SSB 5322

This analysis was prepared by non-partisan legislative staff for the use of legislative members in their deliberations. This analysis is not a part of the legislation nor does it constitute a statement of legislative intent.

C 320 L 17

Synopsis as Enacted

Brief Description: Concerning agreements between dentists and third parties that provide supportive services to dentists.

Sponsors: Senate Committee on Health Care (originally sponsored by Senators King, Frockt, Miloscia, Conway, Hobbs and Becker).

Senate Committee on Health Care

House Committee on Health Care & Wellness

House Committee on Appropriations

Background: Practice of Dentistry. Dentists are licensed and regulated in Washington by the Dental Quality Assurance Commission (DQAC). The practice of dentistry is defined as:

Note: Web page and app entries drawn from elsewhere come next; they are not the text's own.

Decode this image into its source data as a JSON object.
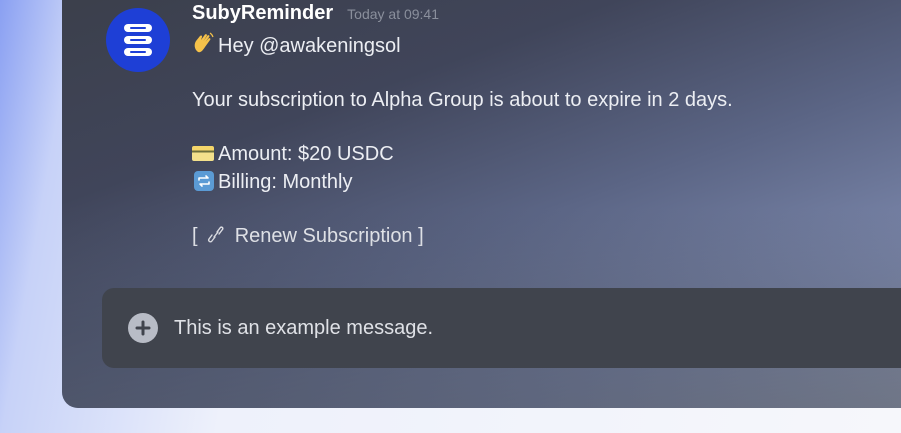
{
  "message": {
    "username": "SubyReminder",
    "timestamp": "Today at 09:41",
    "greeting": "Hey @awakeningsol",
    "body": "Your subscription to Alpha Group is about to expire in 2 days.",
    "amount": "Amount: $20 USDC",
    "billing": "Billing: Monthly",
    "link_open": "[",
    "link_text": "Renew Subscription ]"
  },
  "composer": {
    "text": "This is an example message."
  },
  "icons": {
    "avatar": "database-stack-icon",
    "greeting": "waving-hand-icon",
    "amount": "credit-card-icon",
    "billing": "repeat-icon",
    "link": "link-icon",
    "composer": "plus-icon"
  },
  "colors": {
    "avatar_bg": "#1e3fd6",
    "composer_bg": "#40444d"
  }
}
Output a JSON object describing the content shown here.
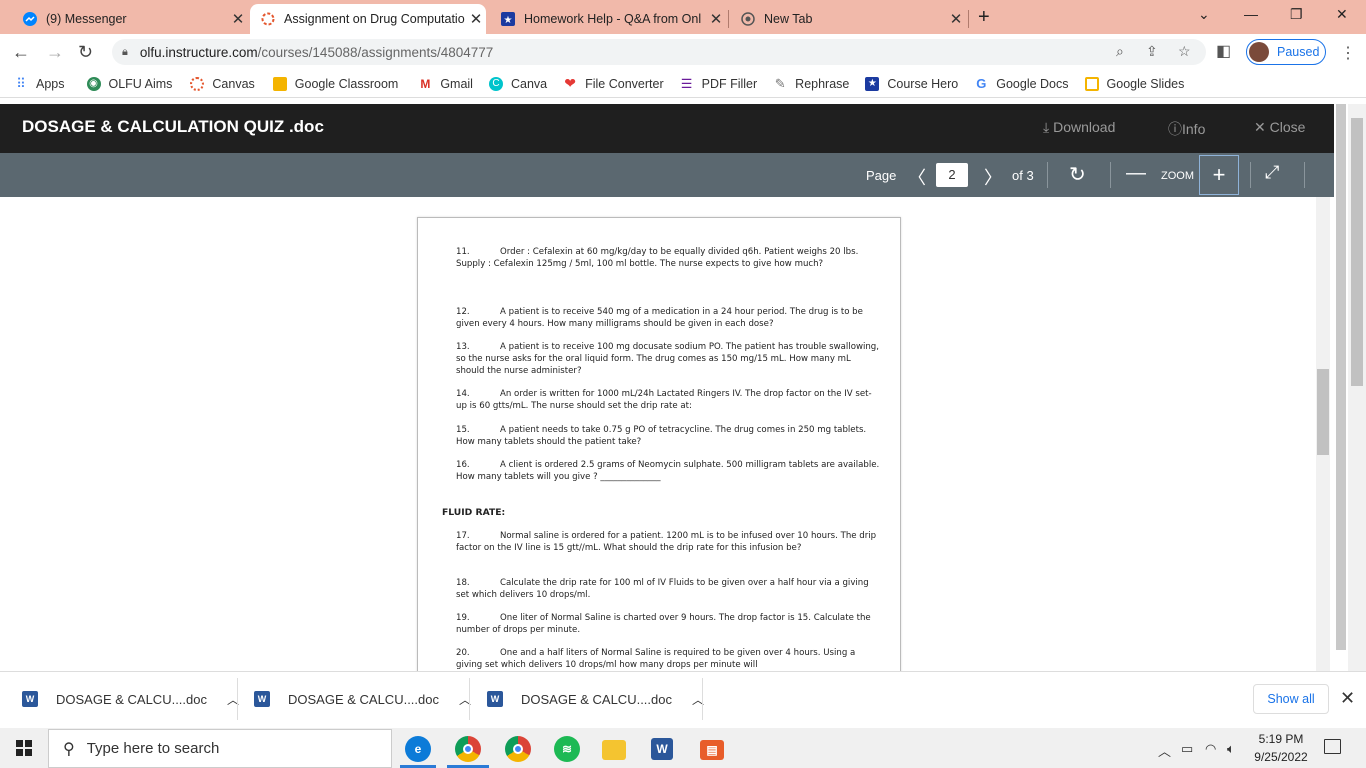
{
  "tabs": [
    {
      "title": "(9) Messenger",
      "icon": "messenger-icon",
      "color": "#0084ff"
    },
    {
      "title": "Assignment on Drug Computatio",
      "icon": "canvas-icon",
      "color": "#e4572e"
    },
    {
      "title": "Homework Help - Q&A from Onl",
      "icon": "course-hero-icon",
      "color": "#1b3aa0"
    },
    {
      "title": "New Tab",
      "icon": "chrome-icon",
      "color": "#555555"
    }
  ],
  "address": {
    "host": "olfu.instructure.com",
    "path": "/courses/145088/assignments/4804777",
    "profile_status": "Paused"
  },
  "bookmarks": [
    {
      "label": "Apps",
      "icon": "apps-grid-icon",
      "color": "#4285f4"
    },
    {
      "label": "OLFU Aims",
      "icon": "olfu-icon",
      "color": "#2e8b57"
    },
    {
      "label": "Canvas",
      "icon": "canvas-icon",
      "color": "#e4572e"
    },
    {
      "label": "Google Classroom",
      "icon": "classroom-icon",
      "color": "#f4b400"
    },
    {
      "label": "Gmail",
      "icon": "gmail-icon",
      "color": "#d93025"
    },
    {
      "label": "Canva",
      "icon": "canva-icon",
      "color": "#00c4cc"
    },
    {
      "label": "File Converter",
      "icon": "heart-icon",
      "color": "#e53935"
    },
    {
      "label": "PDF Filler",
      "icon": "pdf-filler-icon",
      "color": "#6a1b9a"
    },
    {
      "label": "Rephrase",
      "icon": "quill-icon",
      "color": "#777777"
    },
    {
      "label": "Course Hero",
      "icon": "course-hero-icon",
      "color": "#1b3aa0"
    },
    {
      "label": "Google Docs",
      "icon": "google-icon",
      "color": "#4285f4"
    },
    {
      "label": "Google Slides",
      "icon": "slides-icon",
      "color": "#f4b400"
    }
  ],
  "viewer": {
    "doc_title": "DOSAGE & CALCULATION QUIZ .doc",
    "download": "Download",
    "info": "Info",
    "close": "Close",
    "page_label": "Page",
    "page_current": "2",
    "page_total": "of 3",
    "zoom_label": "ZOOM"
  },
  "document": {
    "questions": [
      {
        "num": "11.",
        "text": "Order : Cefalexin at 60 mg/kg/day to be equally divided q6h. Patient weighs 20 lbs. Supply : Cefalexin 125mg / 5ml, 100 ml bottle. The nurse expects to give how much?"
      },
      {
        "num": "12.",
        "text": "A patient is to receive 540 mg of a medication in a 24 hour period.  The drug is to be given every 4 hours.  How many milligrams should be given in each dose?"
      },
      {
        "num": "13.",
        "text": "A patient is to receive  100 mg docusate sodium PO.  The patient has trouble swallowing, so the nurse asks for the oral liquid form.  The drug comes as 150 mg/15 mL.  How many mL should the nurse administer?"
      },
      {
        "num": "14.",
        "text": "An order is written for 1000 mL/24h  Lactated Ringers IV.  The drop factor on the IV set-up is 60 gtts/mL.  The nurse should set the drip rate at:"
      },
      {
        "num": "15.",
        "text": "A patient needs to take 0.75 g PO of tetracycline.  The drug comes in 250 mg tablets.  How many tablets should the patient take?"
      },
      {
        "num": "16.",
        "text": "A client is ordered 2.5 grams of Neomycin sulphate. 500 milligram tablets are available. How many tablets will you give ? ______________"
      }
    ],
    "section_heading": "FLUID RATE:",
    "fluid_questions": [
      {
        "num": "17.",
        "text": "Normal saline is ordered for a patient.  1200 mL is to be infused over 10 hours.  The drip factor on the IV line is 15 gtt//mL.  What should the drip rate for this infusion be?"
      },
      {
        "num": "18.",
        "text": "Calculate the drip rate for 100 ml of IV Fluids to be given over a half hour via a giving set which delivers 10 drops/ml."
      },
      {
        "num": "19.",
        "text": "One liter of Normal Saline is charted over 9 hours. The drop factor is 15. Calculate the number of drops per minute."
      },
      {
        "num": "20.",
        "text": "One and a half liters of Normal Saline is required to be given over 4 hours. Using a giving set which delivers 10 drops/ml how many drops per minute will"
      }
    ]
  },
  "downloads": {
    "items": [
      "DOSAGE & CALCU....doc",
      "DOSAGE & CALCU....doc",
      "DOSAGE & CALCU....doc"
    ],
    "show_all": "Show all"
  },
  "taskbar": {
    "search_placeholder": "Type here to search",
    "time": "5:19 PM",
    "date": "9/25/2022"
  }
}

Corporations are prohibited from practicing dentistry or soliciting dental patronage for dentists employed by a corporation. This restriction does not apply to corporations or associations that furnish information or clerical services to a licensed dentist, so long as the information or services can be furnished by unlicensed persons and the dentist assumes full responsibility for the information and services.

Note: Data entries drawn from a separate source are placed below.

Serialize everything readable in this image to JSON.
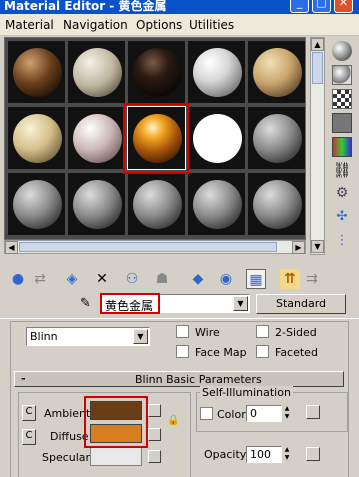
{
  "title": "Material Editor - 黄色金属",
  "window_controls": {
    "minimize": "_",
    "maximize": "□",
    "close": "✕"
  },
  "menu": [
    "Material",
    "Navigation",
    "Options",
    "Utilities"
  ],
  "sample_slots": [
    {
      "material": "brown-dark"
    },
    {
      "material": "beige-stone"
    },
    {
      "material": "black-glossy"
    },
    {
      "material": "white-glossy"
    },
    {
      "material": "tan-spotted"
    },
    {
      "material": "cream-spotted"
    },
    {
      "material": "white-marble"
    },
    {
      "material": "orange-metal",
      "selected": true
    },
    {
      "material": "pure-white"
    },
    {
      "material": "default-gray"
    },
    {
      "material": "default-gray"
    },
    {
      "material": "default-gray"
    },
    {
      "material": "default-gray"
    },
    {
      "material": "default-gray"
    },
    {
      "material": "default-gray"
    }
  ],
  "material_name": "黄色金属",
  "material_type_button": "Standard",
  "shader": {
    "type": "Blinn",
    "wire_label": "Wire",
    "two_sided_label": "2-Sided",
    "face_map_label": "Face Map",
    "faceted_label": "Faceted"
  },
  "rollout_title": "Blinn Basic Parameters",
  "rollout_toggle": "-",
  "colors": {
    "ambient_label": "Ambient:",
    "diffuse_label": "Diffuse:",
    "specular_label": "Specular:",
    "ambient": "#6b3d14",
    "diffuse": "#d67e20",
    "specular": "#e8e8e8",
    "highlight": "#d40000",
    "selection": "#0a52c9"
  },
  "lock_icon": "C",
  "self_illumination": {
    "title": "Self-Illumination",
    "color_label": "Color",
    "value": "0"
  },
  "opacity": {
    "label": "Opacity:",
    "value": "100"
  }
}
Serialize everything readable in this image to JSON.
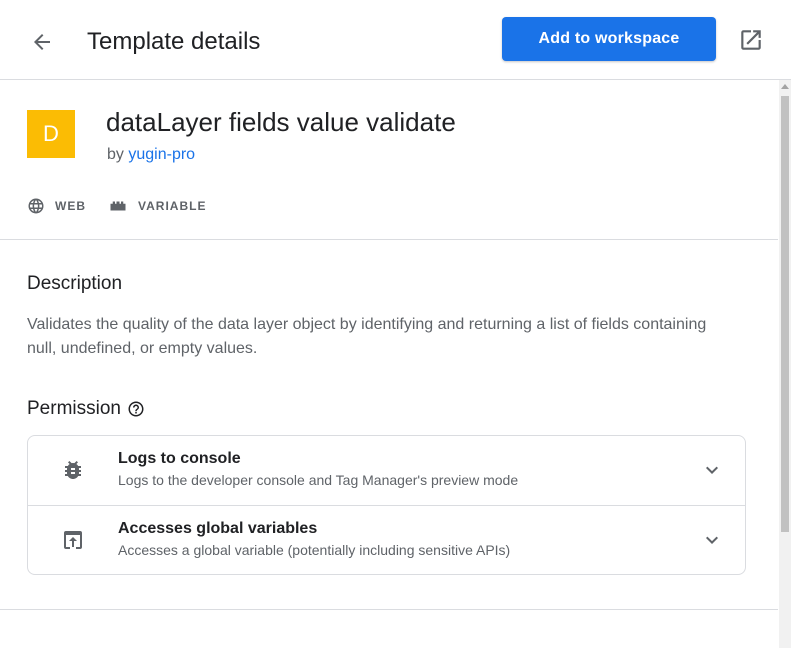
{
  "header": {
    "title": "Template details",
    "primary_action": "Add to workspace"
  },
  "template": {
    "logo_letter": "D",
    "name": "dataLayer fields value validate",
    "by_prefix": "by",
    "author": "yugin-pro",
    "tags": [
      {
        "label": "WEB",
        "icon": "globe-icon"
      },
      {
        "label": "VARIABLE",
        "icon": "variable-icon"
      }
    ]
  },
  "description": {
    "heading": "Description",
    "text": "Validates the quality of the data layer object by identifying and returning a list of fields containing null, undefined, or empty values."
  },
  "permission": {
    "heading": "Permission",
    "items": [
      {
        "title": "Logs to console",
        "subtitle": "Logs to the developer console and Tag Manager's preview mode",
        "icon": "bug-icon"
      },
      {
        "title": "Accesses global variables",
        "subtitle": "Accesses a global variable (potentially including sensitive APIs)",
        "icon": "upload-box-icon"
      }
    ]
  },
  "colors": {
    "accent": "#1a73e8",
    "logo_bg": "#fbbc04",
    "text_primary": "#202124",
    "text_secondary": "#5f6368",
    "divider": "#dadce0"
  }
}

Summary: Language providing that the prohibition on corporate practice of dentistry does not apply to entities that furnish information or clerical services to a dentist is removed.

Persons not licensed to practice dentistry may:

A person not licensed as a dentist, or an entity that is not a professional entity, practices dentistry in violation of the law and is subject to enforcement under the Uniform Disciplinary Act (UDA) if it interferes with a dentist's independent clinical judgment by:

An attending dentist may not neglect, ignore, abandon, or refuse to complete the current procedure for a patient without reasonable cause. A dentist who withdraws responsibility for a patient must advise the patient that: (1) termination of treatment is contemplated and that another dentist should be sought; and (2) the dentist will be reasonably available for up to 15 days to render emergency care.

Communications of complaints or information to a state agency relating to a violation of the Dental Practice Act are covered by whistleblower protections.

Votes on Final Passage:








July 23, 2017